> [Extracted records]
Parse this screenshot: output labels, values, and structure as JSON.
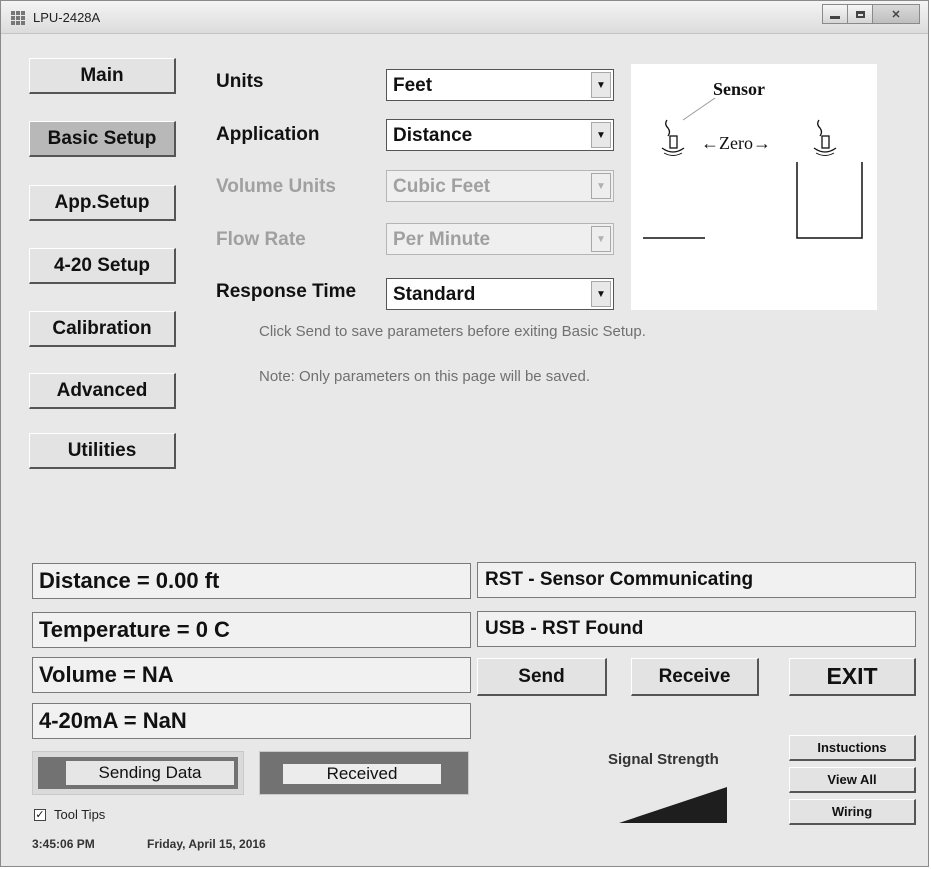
{
  "window": {
    "title": "LPU-2428A"
  },
  "nav": [
    "Main",
    "Basic Setup",
    "App.Setup",
    "4-20 Setup",
    "Calibration",
    "Advanced",
    "Utilities"
  ],
  "form": {
    "units": {
      "label": "Units",
      "value": "Feet"
    },
    "application": {
      "label": "Application",
      "value": "Distance"
    },
    "volume_units": {
      "label": "Volume Units",
      "value": "Cubic Feet"
    },
    "flow_rate": {
      "label": "Flow Rate",
      "value": "Per Minute"
    },
    "response_time": {
      "label": "Response Time",
      "value": "Standard"
    }
  },
  "diagram": {
    "sensor_label": "Sensor",
    "zero_label": "←Zero→"
  },
  "notes": {
    "send_note": "Click Send  to save parameters before exiting Basic Setup.",
    "only_note": "Note: Only parameters on this page will be saved."
  },
  "readouts": {
    "distance": "Distance = 0.00 ft",
    "temperature": "Temperature = 0 C",
    "volume": "Volume = NA",
    "current": "4-20mA = NaN"
  },
  "status": {
    "sensor": "RST - Sensor Communicating",
    "usb": "USB - RST Found"
  },
  "buttons": {
    "send": "Send",
    "receive": "Receive",
    "exit": "EXIT",
    "instructions": "Instuctions",
    "view_all": "View All",
    "wiring": "Wiring"
  },
  "indicators": {
    "sending": "Sending Data",
    "received": "Received"
  },
  "signal": {
    "label": "Signal Strength"
  },
  "tooltips": {
    "label": "Tool Tips",
    "checked": true
  },
  "footer": {
    "time": "3:45:06 PM",
    "date": "Friday, April 15, 2016"
  }
}
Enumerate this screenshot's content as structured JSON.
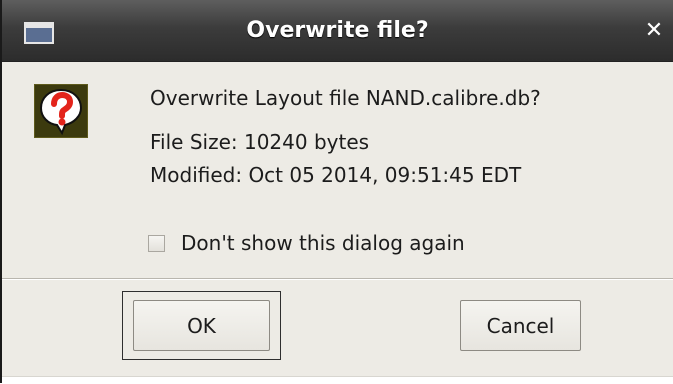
{
  "window": {
    "title": "Overwrite file?",
    "title_icon": "window-icon",
    "close_glyph": "✕"
  },
  "message": {
    "icon": "question-mark-icon",
    "main": "Overwrite Layout file NAND.calibre.db?",
    "file_size": "File Size: 10240 bytes",
    "modified": "Modified: Oct 05 2014, 09:51:45 EDT"
  },
  "checkbox": {
    "label": "Don't show this dialog again",
    "checked": false
  },
  "buttons": {
    "ok_label": "OK",
    "cancel_label": "Cancel"
  },
  "colors": {
    "titlebar": "#3c3c3c",
    "dialog_bg": "#edebe5",
    "icon_red": "#e3241b",
    "icon_olive": "#3c3a0e"
  }
}
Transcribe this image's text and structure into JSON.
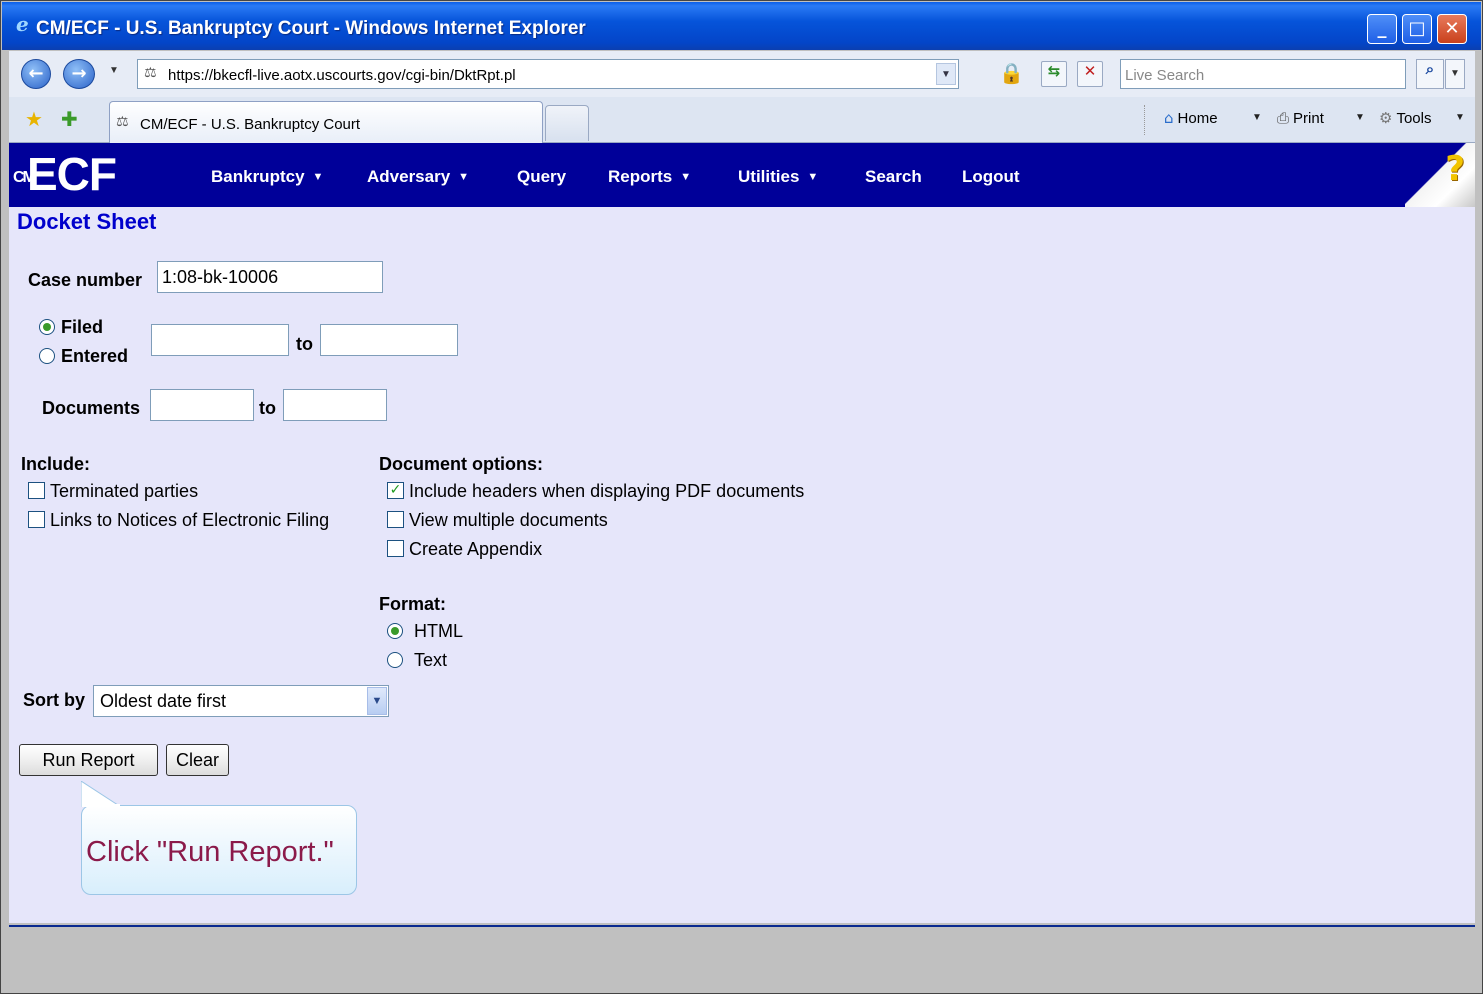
{
  "window": {
    "title": "CM/ECF - U.S. Bankruptcy Court - Windows Internet Explorer",
    "controls": {
      "minimize": "_",
      "maximize": "□",
      "close": "✕"
    }
  },
  "toolbar": {
    "url": "https://bkecfl-live.aotx.uscourts.gov/cgi-bin/DktRpt.pl",
    "search_placeholder": "Live Search",
    "back_glyph": "←",
    "forward_glyph": "→"
  },
  "tabs": {
    "active_tab_label": "CM/ECF - U.S. Bankruptcy Court",
    "home_label": "Home",
    "print_label": "Print",
    "tools_label": "Tools"
  },
  "nav": {
    "logo": "ECF",
    "logo_prefix": "CM",
    "help_glyph": "?",
    "items": [
      {
        "label": "Bankruptcy",
        "dropdown": true
      },
      {
        "label": "Adversary",
        "dropdown": true
      },
      {
        "label": "Query",
        "dropdown": false
      },
      {
        "label": "Reports",
        "dropdown": true
      },
      {
        "label": "Utilities",
        "dropdown": true
      },
      {
        "label": "Search",
        "dropdown": false
      },
      {
        "label": "Logout",
        "dropdown": false
      }
    ]
  },
  "form": {
    "page_title": "Docket Sheet",
    "case_number_label": "Case number",
    "case_number_value": "1:08-bk-10006",
    "filed_label": "Filed",
    "entered_label": "Entered",
    "date_to_label": "to",
    "documents_label": "Documents",
    "documents_to_label": "to",
    "include_header": "Include:",
    "include_options": [
      {
        "label": "Terminated parties",
        "checked": false
      },
      {
        "label": "Links to Notices of Electronic Filing",
        "checked": false
      }
    ],
    "document_options_header": "Document options:",
    "document_options": [
      {
        "label": "Include headers when displaying PDF documents",
        "checked": true
      },
      {
        "label": "View multiple documents",
        "checked": false
      },
      {
        "label": "Create Appendix",
        "checked": false
      }
    ],
    "format_header": "Format:",
    "format_html": "HTML",
    "format_text": "Text",
    "sort_by_label": "Sort by",
    "sort_by_value": "Oldest date first",
    "run_report_label": "Run Report",
    "clear_label": "Clear"
  },
  "callout": {
    "text": "Click \"Run Report.\""
  }
}
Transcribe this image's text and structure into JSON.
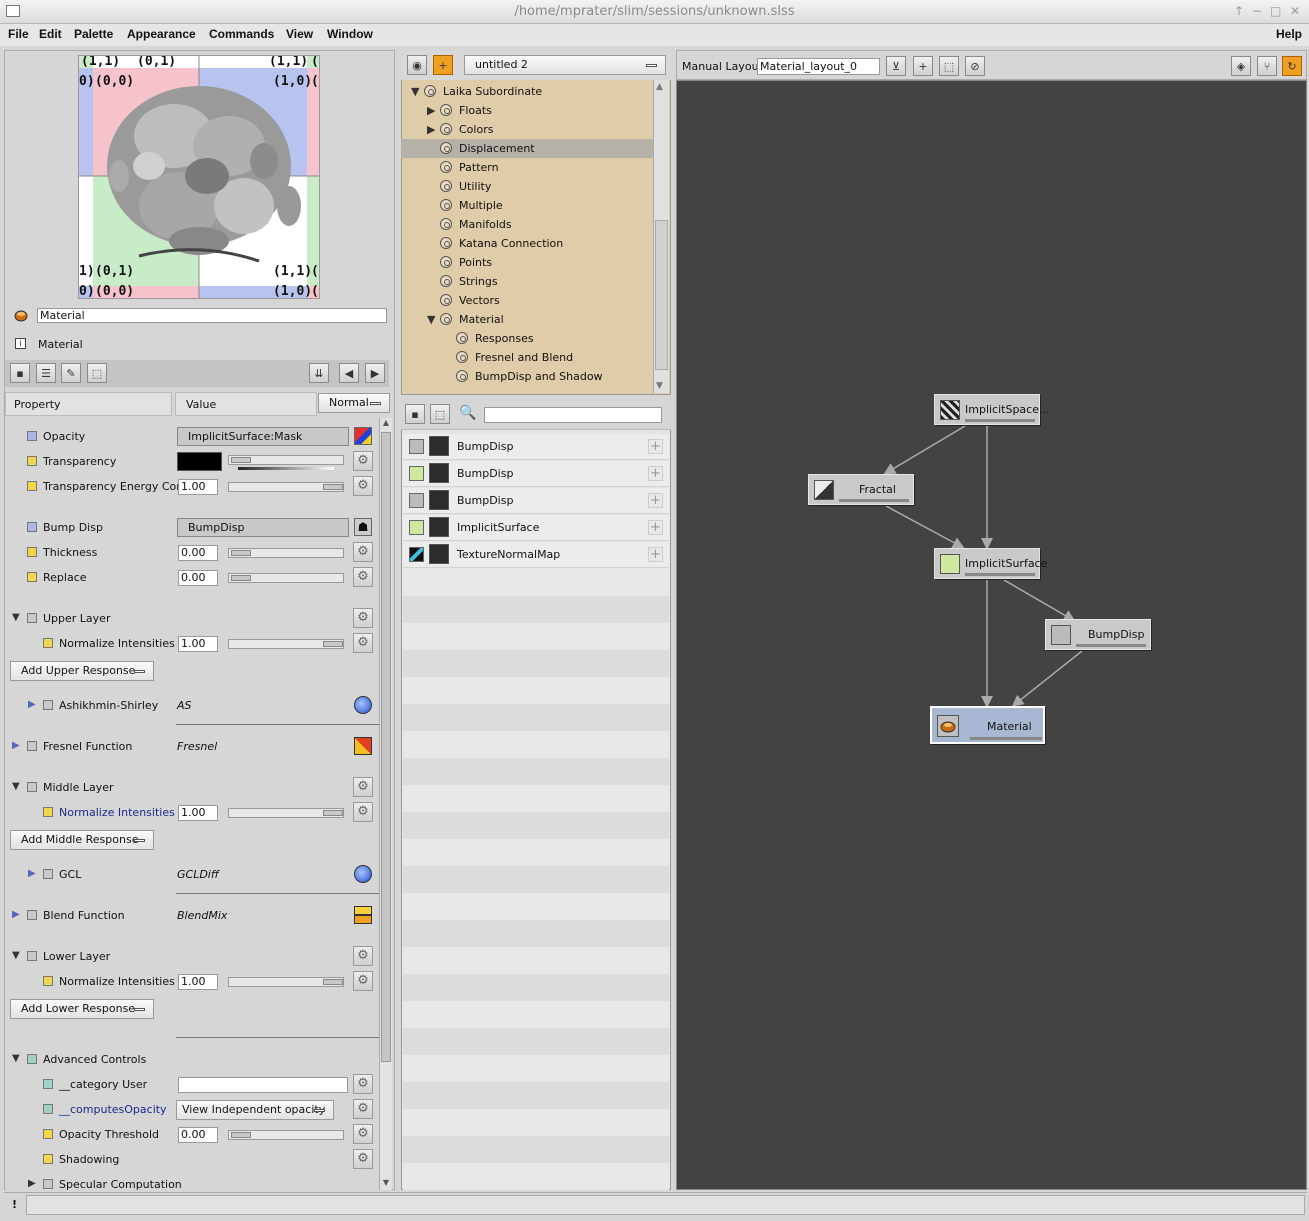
{
  "window": {
    "title": "/home/mprater/slim/sessions/unknown.slss"
  },
  "menu": [
    "File",
    "Edit",
    "Palette",
    "Appearance",
    "Commands",
    "View",
    "Window"
  ],
  "help": "Help",
  "preview": {
    "labels_top": [
      "(1,1)",
      "(0,1)",
      "(1,1)",
      "(0"
    ],
    "labels_row2": [
      "0)",
      "(0,0)",
      "(1,0)",
      "(0"
    ],
    "labels_row3": [
      "1)",
      "(0,1)",
      "(1,1)",
      "(0"
    ],
    "labels_bottom": [
      "0)",
      "(0,0)",
      "(1,0)",
      "(0"
    ]
  },
  "material": {
    "name_value": "Material",
    "type_label": "Material"
  },
  "prop_header": {
    "property": "Property",
    "value": "Value",
    "mode": "Normal"
  },
  "props": {
    "opacity": {
      "name": "Opacity",
      "value": "ImplicitSurface:Mask"
    },
    "transparency": {
      "name": "Transparency"
    },
    "transparency_energy": {
      "name": "Transparency Energy Conse",
      "value": "1.00"
    },
    "bump_disp": {
      "name": "Bump Disp",
      "value": "BumpDisp"
    },
    "thickness": {
      "name": "Thickness",
      "value": "0.00"
    },
    "replace": {
      "name": "Replace",
      "value": "0.00"
    },
    "upper_layer": {
      "name": "Upper Layer"
    },
    "upper_norm": {
      "name": "Normalize Intensities",
      "value": "1.00"
    },
    "add_upper": "Add Upper Response",
    "ashikhmin": {
      "name": "Ashikhmin-Shirley",
      "value": "AS"
    },
    "fresnel": {
      "name": "Fresnel Function",
      "value": "Fresnel"
    },
    "middle_layer": {
      "name": "Middle Layer"
    },
    "middle_norm": {
      "name": "Normalize Intensities",
      "value": "1.00"
    },
    "add_middle": "Add Middle Response",
    "gcl": {
      "name": "GCL",
      "value": "GCLDiff"
    },
    "blend": {
      "name": "Blend Function",
      "value": "BlendMix"
    },
    "lower_layer": {
      "name": "Lower Layer"
    },
    "lower_norm": {
      "name": "Normalize Intensities",
      "value": "1.00"
    },
    "add_lower": "Add Lower Response",
    "advanced": {
      "name": "Advanced Controls"
    },
    "category": {
      "name": "__category User",
      "value": ""
    },
    "computes_opacity": {
      "name": "__computesOpacity",
      "value": "View Independent opacity"
    },
    "opacity_threshold": {
      "name": "Opacity Threshold",
      "value": "0.00"
    },
    "shadowing": {
      "name": "Shadowing"
    },
    "specular": {
      "name": "Specular Computation"
    }
  },
  "palette": {
    "selector": "untitled 2"
  },
  "tree": [
    {
      "label": "Laika Subordinate",
      "level": 0,
      "expander": "open"
    },
    {
      "label": "Floats",
      "level": 1,
      "expander": "closed"
    },
    {
      "label": "Colors",
      "level": 1,
      "expander": "closed"
    },
    {
      "label": "Displacement",
      "level": 1,
      "expander": "none",
      "selected": true
    },
    {
      "label": "Pattern",
      "level": 1,
      "expander": "none"
    },
    {
      "label": "Utility",
      "level": 1,
      "expander": "none"
    },
    {
      "label": "Multiple",
      "level": 1,
      "expander": "none"
    },
    {
      "label": "Manifolds",
      "level": 1,
      "expander": "none"
    },
    {
      "label": "Katana Connection",
      "level": 1,
      "expander": "none"
    },
    {
      "label": "Points",
      "level": 1,
      "expander": "none"
    },
    {
      "label": "Strings",
      "level": 1,
      "expander": "none"
    },
    {
      "label": "Vectors",
      "level": 1,
      "expander": "none"
    },
    {
      "label": "Material",
      "level": 1,
      "expander": "open"
    },
    {
      "label": "Responses",
      "level": 2,
      "expander": "none"
    },
    {
      "label": "Fresnel and Blend",
      "level": 2,
      "expander": "none"
    },
    {
      "label": "BumpDisp and Shadow",
      "level": 2,
      "expander": "none"
    }
  ],
  "search": {
    "value": ""
  },
  "list_items": [
    {
      "label": "BumpDisp",
      "icon": "bump-icon"
    },
    {
      "label": "BumpDisp",
      "icon": "implicit-icon"
    },
    {
      "label": "BumpDisp",
      "icon": "bump-icon"
    },
    {
      "label": "ImplicitSurface",
      "icon": "implicit-icon"
    },
    {
      "label": "TextureNormalMap",
      "icon": "normalmap-icon"
    }
  ],
  "graph": {
    "layout_label": "Manual Layout",
    "layout_value": "Material_layout_0",
    "nodes": {
      "implicit_space": "ImplicitSpace...",
      "fractal": "Fractal",
      "implicit_surface": "ImplicitSurface",
      "bumpdisp": "BumpDisp",
      "material": "Material"
    }
  },
  "status": {
    "icon_text": "!"
  },
  "colors": {
    "tree_bg": "#dfcca8",
    "graph_bg": "#434343",
    "selected_node": "#a9b8d2",
    "accent": "#f0a020"
  }
}
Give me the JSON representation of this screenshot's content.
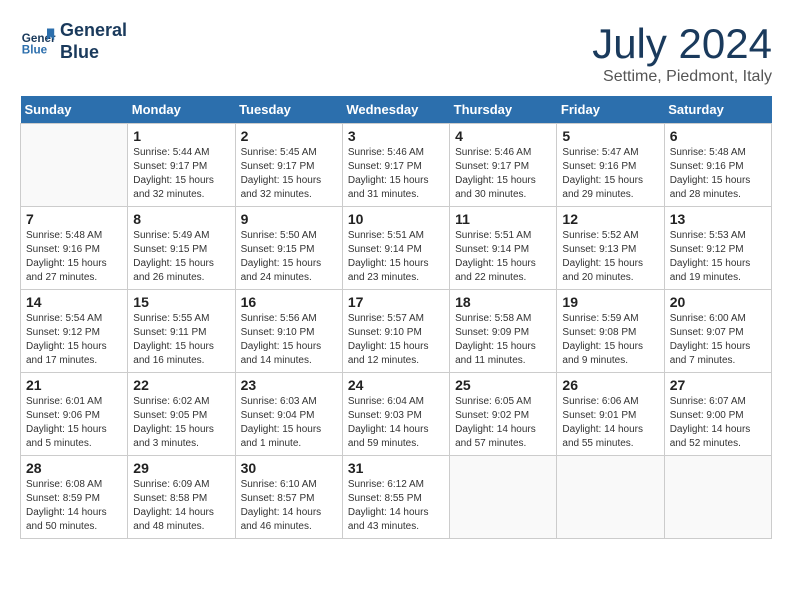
{
  "logo": {
    "line1": "General",
    "line2": "Blue"
  },
  "title": "July 2024",
  "subtitle": "Settime, Piedmont, Italy",
  "weekdays": [
    "Sunday",
    "Monday",
    "Tuesday",
    "Wednesday",
    "Thursday",
    "Friday",
    "Saturday"
  ],
  "weeks": [
    [
      {
        "day": "",
        "info": ""
      },
      {
        "day": "1",
        "info": "Sunrise: 5:44 AM\nSunset: 9:17 PM\nDaylight: 15 hours\nand 32 minutes."
      },
      {
        "day": "2",
        "info": "Sunrise: 5:45 AM\nSunset: 9:17 PM\nDaylight: 15 hours\nand 32 minutes."
      },
      {
        "day": "3",
        "info": "Sunrise: 5:46 AM\nSunset: 9:17 PM\nDaylight: 15 hours\nand 31 minutes."
      },
      {
        "day": "4",
        "info": "Sunrise: 5:46 AM\nSunset: 9:17 PM\nDaylight: 15 hours\nand 30 minutes."
      },
      {
        "day": "5",
        "info": "Sunrise: 5:47 AM\nSunset: 9:16 PM\nDaylight: 15 hours\nand 29 minutes."
      },
      {
        "day": "6",
        "info": "Sunrise: 5:48 AM\nSunset: 9:16 PM\nDaylight: 15 hours\nand 28 minutes."
      }
    ],
    [
      {
        "day": "7",
        "info": "Sunrise: 5:48 AM\nSunset: 9:16 PM\nDaylight: 15 hours\nand 27 minutes."
      },
      {
        "day": "8",
        "info": "Sunrise: 5:49 AM\nSunset: 9:15 PM\nDaylight: 15 hours\nand 26 minutes."
      },
      {
        "day": "9",
        "info": "Sunrise: 5:50 AM\nSunset: 9:15 PM\nDaylight: 15 hours\nand 24 minutes."
      },
      {
        "day": "10",
        "info": "Sunrise: 5:51 AM\nSunset: 9:14 PM\nDaylight: 15 hours\nand 23 minutes."
      },
      {
        "day": "11",
        "info": "Sunrise: 5:51 AM\nSunset: 9:14 PM\nDaylight: 15 hours\nand 22 minutes."
      },
      {
        "day": "12",
        "info": "Sunrise: 5:52 AM\nSunset: 9:13 PM\nDaylight: 15 hours\nand 20 minutes."
      },
      {
        "day": "13",
        "info": "Sunrise: 5:53 AM\nSunset: 9:12 PM\nDaylight: 15 hours\nand 19 minutes."
      }
    ],
    [
      {
        "day": "14",
        "info": "Sunrise: 5:54 AM\nSunset: 9:12 PM\nDaylight: 15 hours\nand 17 minutes."
      },
      {
        "day": "15",
        "info": "Sunrise: 5:55 AM\nSunset: 9:11 PM\nDaylight: 15 hours\nand 16 minutes."
      },
      {
        "day": "16",
        "info": "Sunrise: 5:56 AM\nSunset: 9:10 PM\nDaylight: 15 hours\nand 14 minutes."
      },
      {
        "day": "17",
        "info": "Sunrise: 5:57 AM\nSunset: 9:10 PM\nDaylight: 15 hours\nand 12 minutes."
      },
      {
        "day": "18",
        "info": "Sunrise: 5:58 AM\nSunset: 9:09 PM\nDaylight: 15 hours\nand 11 minutes."
      },
      {
        "day": "19",
        "info": "Sunrise: 5:59 AM\nSunset: 9:08 PM\nDaylight: 15 hours\nand 9 minutes."
      },
      {
        "day": "20",
        "info": "Sunrise: 6:00 AM\nSunset: 9:07 PM\nDaylight: 15 hours\nand 7 minutes."
      }
    ],
    [
      {
        "day": "21",
        "info": "Sunrise: 6:01 AM\nSunset: 9:06 PM\nDaylight: 15 hours\nand 5 minutes."
      },
      {
        "day": "22",
        "info": "Sunrise: 6:02 AM\nSunset: 9:05 PM\nDaylight: 15 hours\nand 3 minutes."
      },
      {
        "day": "23",
        "info": "Sunrise: 6:03 AM\nSunset: 9:04 PM\nDaylight: 15 hours\nand 1 minute."
      },
      {
        "day": "24",
        "info": "Sunrise: 6:04 AM\nSunset: 9:03 PM\nDaylight: 14 hours\nand 59 minutes."
      },
      {
        "day": "25",
        "info": "Sunrise: 6:05 AM\nSunset: 9:02 PM\nDaylight: 14 hours\nand 57 minutes."
      },
      {
        "day": "26",
        "info": "Sunrise: 6:06 AM\nSunset: 9:01 PM\nDaylight: 14 hours\nand 55 minutes."
      },
      {
        "day": "27",
        "info": "Sunrise: 6:07 AM\nSunset: 9:00 PM\nDaylight: 14 hours\nand 52 minutes."
      }
    ],
    [
      {
        "day": "28",
        "info": "Sunrise: 6:08 AM\nSunset: 8:59 PM\nDaylight: 14 hours\nand 50 minutes."
      },
      {
        "day": "29",
        "info": "Sunrise: 6:09 AM\nSunset: 8:58 PM\nDaylight: 14 hours\nand 48 minutes."
      },
      {
        "day": "30",
        "info": "Sunrise: 6:10 AM\nSunset: 8:57 PM\nDaylight: 14 hours\nand 46 minutes."
      },
      {
        "day": "31",
        "info": "Sunrise: 6:12 AM\nSunset: 8:55 PM\nDaylight: 14 hours\nand 43 minutes."
      },
      {
        "day": "",
        "info": ""
      },
      {
        "day": "",
        "info": ""
      },
      {
        "day": "",
        "info": ""
      }
    ]
  ]
}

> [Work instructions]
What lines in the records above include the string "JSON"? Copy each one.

> [Result of the task]
Parse this screenshot: output labels, values, and structure as JSON.
Enumerate this screenshot's content as structured JSON.
Transcribe this image's text and structure into JSON.
Transcribe this image's text and structure into JSON.
Give me the JSON representation of this screenshot's content.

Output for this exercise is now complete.